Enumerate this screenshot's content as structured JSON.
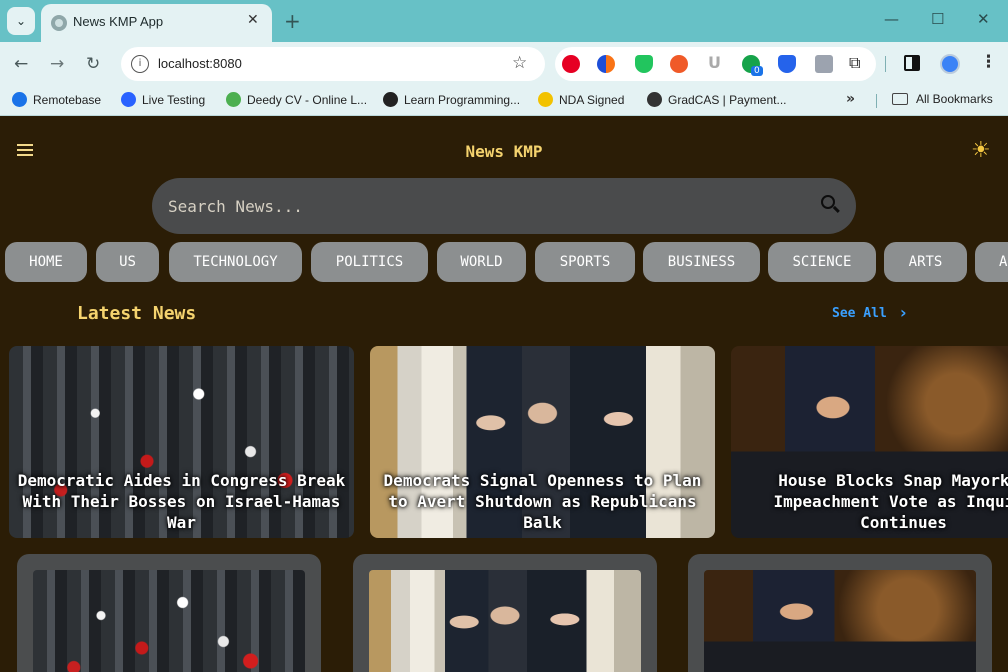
{
  "browser": {
    "tab": {
      "title": "News KMP App",
      "close": "✕"
    },
    "new_tab": "+",
    "window_controls": {
      "minimize": "—",
      "maximize": "☐",
      "close": "✕"
    },
    "toolbar": {
      "back": "←",
      "forward": "→",
      "reload": "↻",
      "url": "localhost:8080",
      "star": "☆",
      "menu": "⋮"
    },
    "extension_badge": "0",
    "bookmarks": [
      {
        "label": "Remotebase",
        "color": "#1a73e8"
      },
      {
        "label": "Live Testing",
        "color": "#2962ff"
      },
      {
        "label": "Deedy CV - Online L...",
        "color": "#4caf50"
      },
      {
        "label": "Learn Programming...",
        "color": "#222222"
      },
      {
        "label": "NDA Signed",
        "color": "#f2c200"
      },
      {
        "label": "GradCAS | Payment...",
        "color": "#333333"
      }
    ],
    "bookmarks_more": "»",
    "all_bookmarks": "All Bookmarks"
  },
  "app": {
    "title": "News KMP",
    "theme_icon": "☀",
    "search": {
      "placeholder": "Search News..."
    },
    "categories": [
      "HOME",
      "US",
      "TECHNOLOGY",
      "POLITICS",
      "WORLD",
      "SPORTS",
      "BUSINESS",
      "SCIENCE",
      "ARTS",
      "AUTOMOBILES"
    ],
    "latest": {
      "title": "Latest News",
      "see_all": "See All",
      "chevron": "›"
    },
    "headlines": [
      "Democratic Aides in Congress Break With Their Bosses on Israel-Hamas War",
      "Democrats Signal Openness to Plan to Avert Shutdown as Republicans Balk",
      "House Blocks Snap Mayorkas Impeachment Vote as Inquiry Continues"
    ],
    "colors": {
      "background": "#2b1d06",
      "accent": "#f5d36e",
      "link": "#3aa0ff",
      "chip": "#8c8f90",
      "search": "#4a4b4c"
    }
  }
}
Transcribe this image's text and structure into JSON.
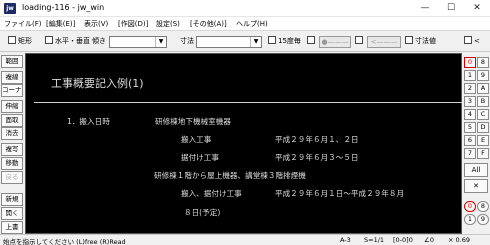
{
  "window": {
    "icon_label": "jw",
    "title": "loading-116 - jw_win",
    "minimize": "—",
    "maximize": "☐",
    "close": "✕"
  },
  "menu": [
    "ファイル(F)",
    "[編集(E)]",
    "表示(V)",
    "[作図(D)]",
    "設定(S)",
    "[その他(A)]",
    "ヘルプ(H)"
  ],
  "toolbar": {
    "rect_label": "矩形",
    "hv_label": "水平・垂直",
    "slope_label": "傾き",
    "dimension_label": "寸法",
    "deg15_label": "15度毎",
    "line_style_btn": "●———",
    "arrow_btn": "<———",
    "dim_value_label": "寸法値",
    "last_label": "<"
  },
  "left_panel": [
    {
      "label": "範囲",
      "disabled": false
    },
    {
      "label": "複線",
      "disabled": false
    },
    {
      "label": "コーナー",
      "disabled": false
    },
    {
      "label": "伸縮",
      "disabled": false
    },
    {
      "label": "面取",
      "disabled": false
    },
    {
      "label": "消去",
      "disabled": false
    },
    {
      "label": "複写",
      "disabled": false
    },
    {
      "label": "移動",
      "disabled": false
    },
    {
      "label": "戻る",
      "disabled": true
    },
    {
      "label": "新規",
      "disabled": false
    },
    {
      "label": "開く",
      "disabled": false
    },
    {
      "label": "上書",
      "disabled": false
    }
  ],
  "drawing": {
    "title": "工事概要記入例(1)",
    "lines": [
      "1．搬入日時",
      "研修棟地下機械室機器",
      "搬入工事",
      "平成２９年６月１、２日",
      "据付け工事",
      "平成２９年６月３～５日",
      "研修棟１階から屋上機器、講堂棟３階排煙機",
      "搬入、据付け工事",
      "平成２９年６月１日～平成２９年８月",
      "８日(予定)"
    ]
  },
  "right_panel": {
    "layer_groups": [
      "0",
      "8",
      "1",
      "9",
      "2",
      "A",
      "3",
      "B",
      "4",
      "C",
      "5",
      "D",
      "6",
      "E",
      "7",
      "F"
    ],
    "all_label": "All",
    "x_label": "✕",
    "bottom_buttons": [
      "0",
      "8",
      "1",
      "9"
    ]
  },
  "status": {
    "message": "始点を指示してください (L)free (R)Read",
    "paper": "A-3",
    "scale": "S=1/1",
    "layer": "[0-0]0",
    "angle": "∠0",
    "zoom": "× 0.69"
  }
}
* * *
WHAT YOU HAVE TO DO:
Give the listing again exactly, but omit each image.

ANSWER SECTION:
Enumerate this screenshot's content as structured JSON.
{
  "browser": {
    "tab": {
      "title": "News KMP App",
      "close": "✕"
    },
    "new_tab": "+",
    "window_controls": {
      "minimize": "—",
      "maximize": "☐",
      "close": "✕"
    },
    "toolbar": {
      "back": "←",
      "forward": "→",
      "reload": "↻",
      "url": "localhost:8080",
      "star": "☆",
      "menu": "⋮"
    },
    "extension_badge": "0",
    "bookmarks": [
      {
        "label": "Remotebase",
        "color": "#1a73e8"
      },
      {
        "label": "Live Testing",
        "color": "#2962ff"
      },
      {
        "label": "Deedy CV - Online L...",
        "color": "#4caf50"
      },
      {
        "label": "Learn Programming...",
        "color": "#222222"
      },
      {
        "label": "NDA Signed",
        "color": "#f2c200"
      },
      {
        "label": "GradCAS | Payment...",
        "color": "#333333"
      }
    ],
    "bookmarks_more": "»",
    "all_bookmarks": "All Bookmarks"
  },
  "app": {
    "title": "News KMP",
    "theme_icon": "☀",
    "search": {
      "placeholder": "Search News..."
    },
    "categories": [
      "HOME",
      "US",
      "TECHNOLOGY",
      "POLITICS",
      "WORLD",
      "SPORTS",
      "BUSINESS",
      "SCIENCE",
      "ARTS",
      "AUTOMOBILES"
    ],
    "latest": {
      "title": "Latest News",
      "see_all": "See All",
      "chevron": "›"
    },
    "headlines": [
      "Democratic Aides in Congress Break With Their Bosses on Israel-Hamas War",
      "Democrats Signal Openness to Plan to Avert Shutdown as Republicans Balk",
      "House Blocks Snap Mayorkas Impeachment Vote as Inquiry Continues"
    ],
    "colors": {
      "background": "#2b1d06",
      "accent": "#f5d36e",
      "link": "#3aa0ff",
      "chip": "#8c8f90",
      "search": "#4a4b4c"
    }
  }
}
Transcribe this image's text and structure into JSON.
{
  "window": {
    "icon_label": "jw",
    "title": "loading-116 - jw_win",
    "minimize": "—",
    "maximize": "☐",
    "close": "✕"
  },
  "menu": [
    "ファイル(F)",
    "[編集(E)]",
    "表示(V)",
    "[作図(D)]",
    "設定(S)",
    "[その他(A)]",
    "ヘルプ(H)"
  ],
  "toolbar": {
    "rect_label": "矩形",
    "hv_label": "水平・垂直",
    "slope_label": "傾き",
    "dimension_label": "寸法",
    "deg15_label": "15度毎",
    "line_style_btn": "●———",
    "arrow_btn": "<———",
    "dim_value_label": "寸法値",
    "last_label": "<"
  },
  "left_panel": [
    {
      "label": "範囲",
      "disabled": false
    },
    {
      "label": "複線",
      "disabled": false
    },
    {
      "label": "コーナー",
      "disabled": false
    },
    {
      "label": "伸縮",
      "disabled": false
    },
    {
      "label": "面取",
      "disabled": false
    },
    {
      "label": "消去",
      "disabled": false
    },
    {
      "label": "複写",
      "disabled": false
    },
    {
      "label": "移動",
      "disabled": false
    },
    {
      "label": "戻る",
      "disabled": true
    },
    {
      "label": "新規",
      "disabled": false
    },
    {
      "label": "開く",
      "disabled": false
    },
    {
      "label": "上書",
      "disabled": false
    }
  ],
  "drawing": {
    "title": "工事概要記入例(1)",
    "lines": [
      "1．搬入日時",
      "研修棟地下機械室機器",
      "搬入工事",
      "平成２９年６月１、２日",
      "据付け工事",
      "平成２９年６月３～５日",
      "研修棟１階から屋上機器、講堂棟３階排煙機",
      "搬入、据付け工事",
      "平成２９年６月１日～平成２９年８月",
      "８日(予定)"
    ]
  },
  "right_panel": {
    "layer_groups": [
      "0",
      "8",
      "1",
      "9",
      "2",
      "A",
      "3",
      "B",
      "4",
      "C",
      "5",
      "D",
      "6",
      "E",
      "7",
      "F"
    ],
    "all_label": "All",
    "x_label": "✕",
    "bottom_buttons": [
      "0",
      "8",
      "1",
      "9"
    ]
  },
  "status": {
    "message": "始点を指示してください (L)free (R)Read",
    "paper": "A-3",
    "scale": "S=1/1",
    "layer": "[0-0]0",
    "angle": "∠0",
    "zoom": "× 0.69"
  }
}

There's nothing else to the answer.